Because the Sword Edge of the foot is being used to deliver the impact, then only the more softer areas of the opponents body are better used for the Cutting Side Kick to be most effective such as, the rib cage, throat, stomach, front and back of the knees etc. When students learn any of the Original Feng Shou-Kung Fu Foot Flow Training Methods (Kicking Techniques) they are also taught to combine both defensive and offensive hand work (Shou Fa) alongside each kick, whereas, in the old days of training under Master Chee Soo there was a more relaxed attitude were the arms did nothing other than keep your balance. Sadly to this day there are still many teachers who still teach this very relaxed manner to their students. As the saying goes “The way you train is the way you fight” meaning if you are not used to keeping your hands up to block, or strike, while you launch a kick at your attacker, then there is a possibility that you could get hit because of a poor over relaxed training habit.
When the Cutting Side Kick is taught within the LFIAA Original Feng Shou-Kung Fu they are asked to perform this Kick using both a long and short range method which will naturally combine and blend in with many other kicking techniques giving each student a great range of defensive and offensive kicking methods.
A natural progression for those who study and practice the Wild Goose Qigong (Kunlun Dayan Gong) is to immediately after a good workout going through either the first 64 Pre-Natal or Second 64 Post-Natal Sets a couple of times, or you are able to complete the full 128 postures and can run through it a couple of times to mobilise the Qi and essences (Jing) and begin to cleanse the channels (Jingmai) of sickly energy (Bing Qi) and to stretch and open the joints and sinews to release any joint stiffness or muscular tension that may accumulate due to many reasons. The next natural progression is to then spend a little time practicing what the Chinese call (Zi Fa Gong) or Spontaneous Qigong. This particular practice can help to further release any stagnant emotional energy that may lay deep within the channels, nervous system and internal organs.
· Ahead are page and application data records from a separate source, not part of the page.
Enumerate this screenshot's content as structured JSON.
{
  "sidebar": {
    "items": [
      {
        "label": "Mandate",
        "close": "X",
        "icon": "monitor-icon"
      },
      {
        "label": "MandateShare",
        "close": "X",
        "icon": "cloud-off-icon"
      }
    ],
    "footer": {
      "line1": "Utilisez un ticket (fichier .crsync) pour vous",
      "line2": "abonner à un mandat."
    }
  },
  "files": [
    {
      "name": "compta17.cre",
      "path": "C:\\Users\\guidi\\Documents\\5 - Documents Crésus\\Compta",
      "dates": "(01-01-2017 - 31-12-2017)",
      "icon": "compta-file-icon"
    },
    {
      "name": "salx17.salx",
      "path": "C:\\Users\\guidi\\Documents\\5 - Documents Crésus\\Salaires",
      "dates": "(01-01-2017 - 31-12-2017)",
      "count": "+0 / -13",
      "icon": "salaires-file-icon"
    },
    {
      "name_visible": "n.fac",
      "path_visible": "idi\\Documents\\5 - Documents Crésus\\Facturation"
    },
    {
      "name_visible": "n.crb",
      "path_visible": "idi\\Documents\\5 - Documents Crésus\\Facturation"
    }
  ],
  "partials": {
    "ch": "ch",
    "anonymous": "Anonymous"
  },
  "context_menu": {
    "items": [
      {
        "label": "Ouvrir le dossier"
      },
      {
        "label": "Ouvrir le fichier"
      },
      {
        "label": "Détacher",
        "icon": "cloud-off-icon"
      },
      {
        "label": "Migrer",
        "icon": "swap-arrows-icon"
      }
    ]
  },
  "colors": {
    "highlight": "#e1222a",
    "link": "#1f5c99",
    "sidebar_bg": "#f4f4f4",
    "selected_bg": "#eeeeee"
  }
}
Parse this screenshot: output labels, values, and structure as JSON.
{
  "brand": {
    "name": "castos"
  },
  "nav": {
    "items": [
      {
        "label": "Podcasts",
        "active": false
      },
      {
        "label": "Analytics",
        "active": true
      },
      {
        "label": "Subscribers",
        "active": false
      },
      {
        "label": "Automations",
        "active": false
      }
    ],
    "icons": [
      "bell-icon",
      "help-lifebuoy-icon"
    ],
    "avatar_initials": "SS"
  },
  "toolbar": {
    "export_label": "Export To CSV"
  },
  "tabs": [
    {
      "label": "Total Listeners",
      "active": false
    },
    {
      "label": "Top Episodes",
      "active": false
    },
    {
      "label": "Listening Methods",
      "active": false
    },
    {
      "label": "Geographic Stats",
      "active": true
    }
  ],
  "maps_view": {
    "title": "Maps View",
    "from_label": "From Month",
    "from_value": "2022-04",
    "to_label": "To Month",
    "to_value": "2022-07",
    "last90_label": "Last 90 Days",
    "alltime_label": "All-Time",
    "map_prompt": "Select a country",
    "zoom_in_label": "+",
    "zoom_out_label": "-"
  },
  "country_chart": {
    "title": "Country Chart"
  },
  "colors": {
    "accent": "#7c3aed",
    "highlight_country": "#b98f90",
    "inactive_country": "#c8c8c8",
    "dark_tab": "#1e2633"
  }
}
To practice the Spontaneous Qigong every individual must approach its practice with a light-heated attitude. As each individual must simply have the feeling of “Letting Go” and move freely in any direction, either passively or vigorously. They can remain standing, move around or lay on the ground, each person can make a sound if they feel that they need to like shouting or laughing if it helps to release any deep emotions that can help to release blocked, stagnant energy that over the years the individual has learnt to suppress and squeeze deep done inside of themselves causing them to feel ill and low in vitality.
At first when a person begins to practice the Spontaneous Qigong their actions and sounds will be strong, big and loud this may remain for a year or more all according to each individuals own development. Gradually each persons actions and sounds will begin to diminish as the individual will begin to become more calmer, still and quiet, the sounds if any will also diminish and the individual becomes more relaxed as their traumatic deep emotion is finally released. Usually once the sickly energy (Bing Qi) as been purged from the energy channels, nervous system and internal organs the individuals health will also strengthen and their vitality levels are replenished .
Spontaneous Qigong (Zi Fa Gong) is a great method to practice alongside the Wild Goose Qigong in helping to bring both physical, emotional and metal health and wellbeing to everyone of any age or gender as long as they are willing to put their time & energy into its practice.